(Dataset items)
%%

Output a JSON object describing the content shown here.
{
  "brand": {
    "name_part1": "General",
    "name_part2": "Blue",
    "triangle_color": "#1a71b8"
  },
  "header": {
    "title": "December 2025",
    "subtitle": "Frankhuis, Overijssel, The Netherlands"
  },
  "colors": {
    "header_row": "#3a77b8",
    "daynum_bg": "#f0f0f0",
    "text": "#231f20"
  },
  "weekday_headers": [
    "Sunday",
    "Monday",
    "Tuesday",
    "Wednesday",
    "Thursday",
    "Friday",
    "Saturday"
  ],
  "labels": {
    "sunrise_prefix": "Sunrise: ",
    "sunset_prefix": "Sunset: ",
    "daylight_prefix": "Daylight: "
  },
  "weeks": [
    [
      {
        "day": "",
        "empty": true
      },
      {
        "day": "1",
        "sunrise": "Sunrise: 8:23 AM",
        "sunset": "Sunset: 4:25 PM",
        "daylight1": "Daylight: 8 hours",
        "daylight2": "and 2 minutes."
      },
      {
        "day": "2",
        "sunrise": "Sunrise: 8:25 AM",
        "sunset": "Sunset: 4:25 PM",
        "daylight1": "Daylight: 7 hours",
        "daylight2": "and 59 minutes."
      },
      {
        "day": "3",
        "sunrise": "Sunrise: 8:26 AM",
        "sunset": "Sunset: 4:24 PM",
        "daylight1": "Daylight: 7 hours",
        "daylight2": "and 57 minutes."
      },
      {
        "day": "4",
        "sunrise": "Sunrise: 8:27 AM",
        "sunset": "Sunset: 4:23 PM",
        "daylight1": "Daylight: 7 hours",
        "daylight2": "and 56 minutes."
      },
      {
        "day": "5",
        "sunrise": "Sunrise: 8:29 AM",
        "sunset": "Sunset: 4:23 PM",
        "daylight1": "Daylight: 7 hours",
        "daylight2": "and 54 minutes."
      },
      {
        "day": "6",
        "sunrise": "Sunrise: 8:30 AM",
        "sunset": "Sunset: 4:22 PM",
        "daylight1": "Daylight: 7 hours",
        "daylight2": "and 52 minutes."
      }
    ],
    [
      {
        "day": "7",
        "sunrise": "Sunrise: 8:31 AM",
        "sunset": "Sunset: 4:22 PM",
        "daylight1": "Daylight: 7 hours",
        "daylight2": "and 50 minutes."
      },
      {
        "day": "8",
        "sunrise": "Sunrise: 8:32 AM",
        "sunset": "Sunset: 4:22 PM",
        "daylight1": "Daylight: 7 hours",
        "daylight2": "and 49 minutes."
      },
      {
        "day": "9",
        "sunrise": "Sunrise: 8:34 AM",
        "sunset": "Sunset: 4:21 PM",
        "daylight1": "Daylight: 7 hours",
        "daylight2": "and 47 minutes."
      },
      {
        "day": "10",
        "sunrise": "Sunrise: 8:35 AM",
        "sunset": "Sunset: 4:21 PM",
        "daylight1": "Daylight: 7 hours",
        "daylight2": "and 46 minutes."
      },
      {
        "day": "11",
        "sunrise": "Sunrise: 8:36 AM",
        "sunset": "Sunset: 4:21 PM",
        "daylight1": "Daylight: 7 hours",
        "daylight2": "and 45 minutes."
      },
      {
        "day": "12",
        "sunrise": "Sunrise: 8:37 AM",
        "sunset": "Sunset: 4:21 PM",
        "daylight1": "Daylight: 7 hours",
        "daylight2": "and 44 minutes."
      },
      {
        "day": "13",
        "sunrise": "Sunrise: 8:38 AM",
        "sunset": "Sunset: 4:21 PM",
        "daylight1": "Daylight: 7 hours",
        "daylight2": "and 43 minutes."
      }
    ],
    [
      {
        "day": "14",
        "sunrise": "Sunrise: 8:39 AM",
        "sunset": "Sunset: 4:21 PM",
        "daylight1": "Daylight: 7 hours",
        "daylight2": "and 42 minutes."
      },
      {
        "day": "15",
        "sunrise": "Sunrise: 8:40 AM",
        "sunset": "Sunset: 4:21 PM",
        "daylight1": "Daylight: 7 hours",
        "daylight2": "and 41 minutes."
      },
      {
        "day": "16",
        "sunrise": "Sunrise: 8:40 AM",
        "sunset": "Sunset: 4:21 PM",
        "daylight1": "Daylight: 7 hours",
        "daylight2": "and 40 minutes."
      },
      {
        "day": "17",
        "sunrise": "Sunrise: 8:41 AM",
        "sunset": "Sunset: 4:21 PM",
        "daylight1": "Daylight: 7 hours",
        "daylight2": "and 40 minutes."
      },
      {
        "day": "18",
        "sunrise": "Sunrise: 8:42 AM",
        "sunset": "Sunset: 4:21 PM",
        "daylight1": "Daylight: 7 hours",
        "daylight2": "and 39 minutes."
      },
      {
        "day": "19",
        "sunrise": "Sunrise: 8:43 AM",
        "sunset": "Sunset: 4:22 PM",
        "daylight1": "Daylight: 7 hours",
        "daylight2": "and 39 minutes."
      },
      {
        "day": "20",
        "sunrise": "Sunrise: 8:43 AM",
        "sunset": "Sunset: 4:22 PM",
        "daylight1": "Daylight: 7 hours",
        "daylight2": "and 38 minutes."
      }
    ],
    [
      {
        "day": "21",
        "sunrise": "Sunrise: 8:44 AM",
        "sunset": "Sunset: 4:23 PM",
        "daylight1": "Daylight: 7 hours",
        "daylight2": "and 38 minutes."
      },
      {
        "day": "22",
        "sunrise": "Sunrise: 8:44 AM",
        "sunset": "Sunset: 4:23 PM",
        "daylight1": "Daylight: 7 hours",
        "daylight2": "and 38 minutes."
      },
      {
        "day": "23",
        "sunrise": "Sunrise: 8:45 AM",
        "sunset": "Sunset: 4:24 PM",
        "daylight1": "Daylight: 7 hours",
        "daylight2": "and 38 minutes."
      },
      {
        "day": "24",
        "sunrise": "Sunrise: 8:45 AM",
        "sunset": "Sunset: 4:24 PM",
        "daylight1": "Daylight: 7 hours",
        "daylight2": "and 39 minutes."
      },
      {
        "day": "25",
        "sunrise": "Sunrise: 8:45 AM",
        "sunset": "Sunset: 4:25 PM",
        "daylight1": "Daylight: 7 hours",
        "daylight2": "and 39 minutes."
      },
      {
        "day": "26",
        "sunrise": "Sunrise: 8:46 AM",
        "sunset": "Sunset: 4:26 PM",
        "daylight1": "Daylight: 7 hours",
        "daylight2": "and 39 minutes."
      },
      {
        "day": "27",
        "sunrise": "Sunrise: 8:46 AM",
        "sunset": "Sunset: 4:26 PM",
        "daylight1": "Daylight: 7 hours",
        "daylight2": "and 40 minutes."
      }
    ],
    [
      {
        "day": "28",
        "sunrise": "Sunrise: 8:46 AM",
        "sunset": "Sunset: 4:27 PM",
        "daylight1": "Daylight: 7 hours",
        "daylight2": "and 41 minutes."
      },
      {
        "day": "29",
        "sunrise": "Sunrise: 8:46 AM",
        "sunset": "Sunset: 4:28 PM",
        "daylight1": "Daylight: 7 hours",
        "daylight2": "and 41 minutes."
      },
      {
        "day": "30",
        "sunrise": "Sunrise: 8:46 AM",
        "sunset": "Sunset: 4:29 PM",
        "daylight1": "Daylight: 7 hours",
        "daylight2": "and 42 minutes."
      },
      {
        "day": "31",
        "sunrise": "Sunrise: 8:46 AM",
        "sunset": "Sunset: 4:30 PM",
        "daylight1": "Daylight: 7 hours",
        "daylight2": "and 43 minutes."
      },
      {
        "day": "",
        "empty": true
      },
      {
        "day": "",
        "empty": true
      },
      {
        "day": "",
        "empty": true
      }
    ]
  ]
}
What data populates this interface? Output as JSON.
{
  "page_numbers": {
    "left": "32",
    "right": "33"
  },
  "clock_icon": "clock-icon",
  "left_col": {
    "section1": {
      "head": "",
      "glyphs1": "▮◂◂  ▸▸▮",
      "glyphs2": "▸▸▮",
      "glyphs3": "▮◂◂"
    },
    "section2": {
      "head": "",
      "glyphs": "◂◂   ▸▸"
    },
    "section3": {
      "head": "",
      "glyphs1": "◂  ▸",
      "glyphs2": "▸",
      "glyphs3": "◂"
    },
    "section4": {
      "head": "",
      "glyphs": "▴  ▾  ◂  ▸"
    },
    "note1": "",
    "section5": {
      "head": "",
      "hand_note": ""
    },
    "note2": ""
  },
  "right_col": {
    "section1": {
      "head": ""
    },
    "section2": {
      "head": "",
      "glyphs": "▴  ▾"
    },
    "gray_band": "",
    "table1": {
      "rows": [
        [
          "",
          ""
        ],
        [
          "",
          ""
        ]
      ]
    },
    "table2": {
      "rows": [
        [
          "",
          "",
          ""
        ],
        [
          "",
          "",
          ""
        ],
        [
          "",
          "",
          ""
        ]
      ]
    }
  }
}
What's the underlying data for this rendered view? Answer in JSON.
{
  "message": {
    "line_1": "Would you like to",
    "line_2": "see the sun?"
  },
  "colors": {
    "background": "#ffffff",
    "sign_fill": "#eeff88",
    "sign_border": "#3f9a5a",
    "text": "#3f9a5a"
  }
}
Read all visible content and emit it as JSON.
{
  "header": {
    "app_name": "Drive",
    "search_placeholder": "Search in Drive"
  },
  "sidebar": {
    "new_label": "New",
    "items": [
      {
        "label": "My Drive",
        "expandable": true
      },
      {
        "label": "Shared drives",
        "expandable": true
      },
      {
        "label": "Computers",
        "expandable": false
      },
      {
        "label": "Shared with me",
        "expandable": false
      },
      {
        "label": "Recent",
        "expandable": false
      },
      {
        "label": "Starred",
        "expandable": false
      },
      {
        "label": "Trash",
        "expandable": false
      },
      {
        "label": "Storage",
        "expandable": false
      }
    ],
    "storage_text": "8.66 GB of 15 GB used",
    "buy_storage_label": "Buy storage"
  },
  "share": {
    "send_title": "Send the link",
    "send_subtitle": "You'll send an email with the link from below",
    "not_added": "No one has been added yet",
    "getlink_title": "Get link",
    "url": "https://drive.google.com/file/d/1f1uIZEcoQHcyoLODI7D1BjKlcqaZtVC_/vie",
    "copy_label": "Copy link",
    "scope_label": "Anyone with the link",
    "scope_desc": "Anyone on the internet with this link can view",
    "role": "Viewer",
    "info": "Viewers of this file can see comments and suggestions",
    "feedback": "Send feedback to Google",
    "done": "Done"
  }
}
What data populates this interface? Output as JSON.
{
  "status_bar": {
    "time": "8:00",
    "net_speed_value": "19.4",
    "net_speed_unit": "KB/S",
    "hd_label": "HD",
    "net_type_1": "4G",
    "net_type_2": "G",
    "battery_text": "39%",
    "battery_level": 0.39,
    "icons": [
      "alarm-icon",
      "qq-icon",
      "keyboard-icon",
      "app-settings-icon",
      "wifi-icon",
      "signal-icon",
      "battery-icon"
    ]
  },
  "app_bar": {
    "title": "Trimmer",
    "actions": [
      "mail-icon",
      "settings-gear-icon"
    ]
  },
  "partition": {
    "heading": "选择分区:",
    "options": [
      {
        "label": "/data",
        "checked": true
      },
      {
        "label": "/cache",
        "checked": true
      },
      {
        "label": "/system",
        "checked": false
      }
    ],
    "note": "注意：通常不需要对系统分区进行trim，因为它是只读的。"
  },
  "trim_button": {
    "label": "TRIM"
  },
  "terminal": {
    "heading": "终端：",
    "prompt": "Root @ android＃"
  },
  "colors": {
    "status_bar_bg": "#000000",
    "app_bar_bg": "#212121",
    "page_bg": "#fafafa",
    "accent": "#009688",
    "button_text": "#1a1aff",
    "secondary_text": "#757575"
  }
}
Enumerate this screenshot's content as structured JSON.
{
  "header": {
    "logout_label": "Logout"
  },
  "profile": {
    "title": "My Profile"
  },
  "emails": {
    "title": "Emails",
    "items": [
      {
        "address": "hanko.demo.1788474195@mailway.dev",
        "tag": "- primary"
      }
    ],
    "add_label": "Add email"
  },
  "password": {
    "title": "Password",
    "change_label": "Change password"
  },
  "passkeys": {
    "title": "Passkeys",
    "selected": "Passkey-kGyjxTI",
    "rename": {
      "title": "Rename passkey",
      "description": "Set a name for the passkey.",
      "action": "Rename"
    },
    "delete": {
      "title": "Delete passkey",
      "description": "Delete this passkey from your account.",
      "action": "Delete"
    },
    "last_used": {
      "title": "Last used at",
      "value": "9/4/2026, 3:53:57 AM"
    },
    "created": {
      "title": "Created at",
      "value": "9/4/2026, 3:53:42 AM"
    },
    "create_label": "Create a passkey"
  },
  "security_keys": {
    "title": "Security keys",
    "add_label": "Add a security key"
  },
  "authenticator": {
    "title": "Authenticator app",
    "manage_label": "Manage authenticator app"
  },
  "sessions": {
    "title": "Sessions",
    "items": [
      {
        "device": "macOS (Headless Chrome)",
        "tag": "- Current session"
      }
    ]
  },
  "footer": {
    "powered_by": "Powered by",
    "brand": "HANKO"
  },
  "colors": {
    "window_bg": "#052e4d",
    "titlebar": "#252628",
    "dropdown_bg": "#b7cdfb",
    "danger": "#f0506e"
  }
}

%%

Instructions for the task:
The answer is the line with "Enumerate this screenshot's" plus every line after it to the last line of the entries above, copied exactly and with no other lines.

Written solution:
Enumerate this screenshot's content as structured JSON.
{
  "header": {
    "logout_label": "Logout"
  },
  "profile": {
    "title": "My Profile"
  },
  "emails": {
    "title": "Emails",
    "items": [
      {
        "address": "hanko.demo.1788474195@mailway.dev",
        "tag": "- primary"
      }
    ],
    "add_label": "Add email"
  },
  "password": {
    "title": "Password",
    "change_label": "Change password"
  },
  "passkeys": {
    "title": "Passkeys",
    "selected": "Passkey-kGyjxTI",
    "rename": {
      "title": "Rename passkey",
      "description": "Set a name for the passkey.",
      "action": "Rename"
    },
    "delete": {
      "title": "Delete passkey",
      "description": "Delete this passkey from your account.",
      "action": "Delete"
    },
    "last_used": {
      "title": "Last used at",
      "value": "9/4/2026, 3:53:57 AM"
    },
    "created": {
      "title": "Created at",
      "value": "9/4/2026, 3:53:42 AM"
    },
    "create_label": "Create a passkey"
  },
  "security_keys": {
    "title": "Security keys",
    "add_label": "Add a security key"
  },
  "authenticator": {
    "title": "Authenticator app",
    "manage_label": "Manage authenticator app"
  },
  "sessions": {
    "title": "Sessions",
    "items": [
      {
        "device": "macOS (Headless Chrome)",
        "tag": "- Current session"
      }
    ]
  },
  "footer": {
    "powered_by": "Powered by",
    "brand": "HANKO"
  },
  "colors": {
    "window_bg": "#052e4d",
    "titlebar": "#252628",
    "dropdown_bg": "#b7cdfb",
    "danger": "#f0506e"
  }
}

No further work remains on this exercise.